• **Work instructions**:
Print every entry word for word, but omit the pictures.

• **Interface dataset entries**:
★ ★ ★ ★

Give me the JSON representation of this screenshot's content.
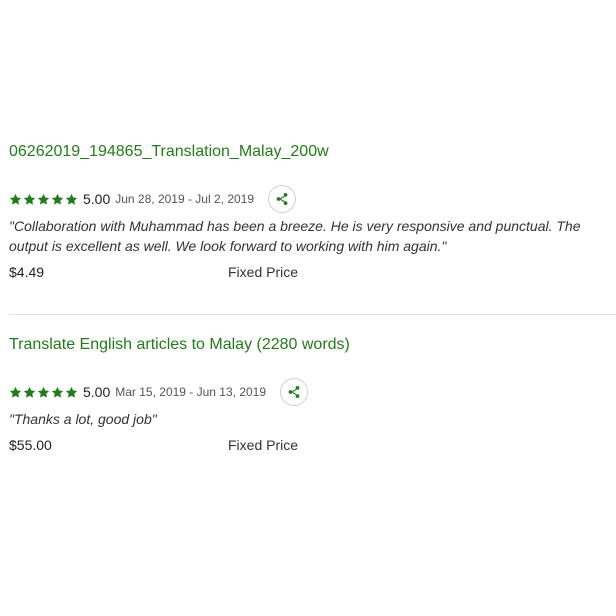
{
  "jobs": [
    {
      "title": "06262019_194865_Translation_Malay_200w",
      "score": "5.00",
      "dates": "Jun 28, 2019 - Jul 2, 2019",
      "feedback": "\"Collaboration with Muhammad has been a breeze. He is very responsive and punctual. The output is excellent as well. We look forward to working with him again.\"",
      "price": "$4.49",
      "price_type": "Fixed Price",
      "stars": 5
    },
    {
      "title": "Translate English articles to Malay (2280 words)",
      "score": "5.00",
      "dates": "Mar 15, 2019 - Jun 13, 2019",
      "feedback": "\"Thanks a lot, good job\"",
      "price": "$55.00",
      "price_type": "Fixed Price",
      "stars": 5
    }
  ],
  "colors": {
    "accent": "#1f7f16",
    "divider": "#e0e0e0"
  },
  "icons": {
    "star": "star-icon",
    "share": "share-icon"
  }
}
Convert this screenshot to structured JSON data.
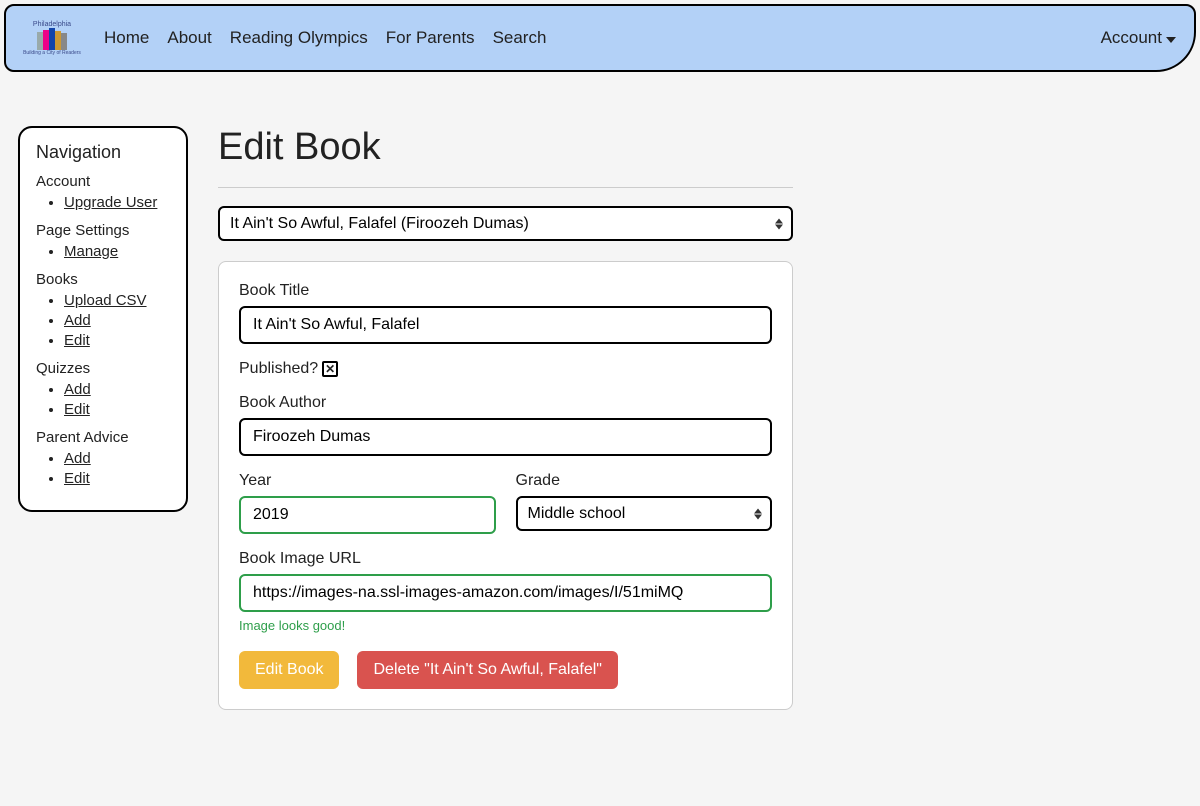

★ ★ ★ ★

• **Task answer**:
Give me the JSON representation of this screenshot's content.
{
  "jobs": [
    {
      "title": "06262019_194865_Translation_Malay_200w",
      "score": "5.00",
      "dates": "Jun 28, 2019 - Jul 2, 2019",
      "feedback": "\"Collaboration with Muhammad has been a breeze. He is very responsive and punctual. The output is excellent as well. We look forward to working with him again.\"",
      "price": "$4.49",
      "price_type": "Fixed Price",
      "stars": 5
    },
    {
      "title": "Translate English articles to Malay (2280 words)",
      "score": "5.00",
      "dates": "Mar 15, 2019 - Jun 13, 2019",
      "feedback": "\"Thanks a lot, good job\"",
      "price": "$55.00",
      "price_type": "Fixed Price",
      "stars": 5
    }
  ],
  "colors": {
    "accent": "#1f7f16",
    "divider": "#e0e0e0"
  },
  "icons": {
    "star": "star-icon",
    "share": "share-icon"
  }
}
Convert this screenshot to structured JSON data.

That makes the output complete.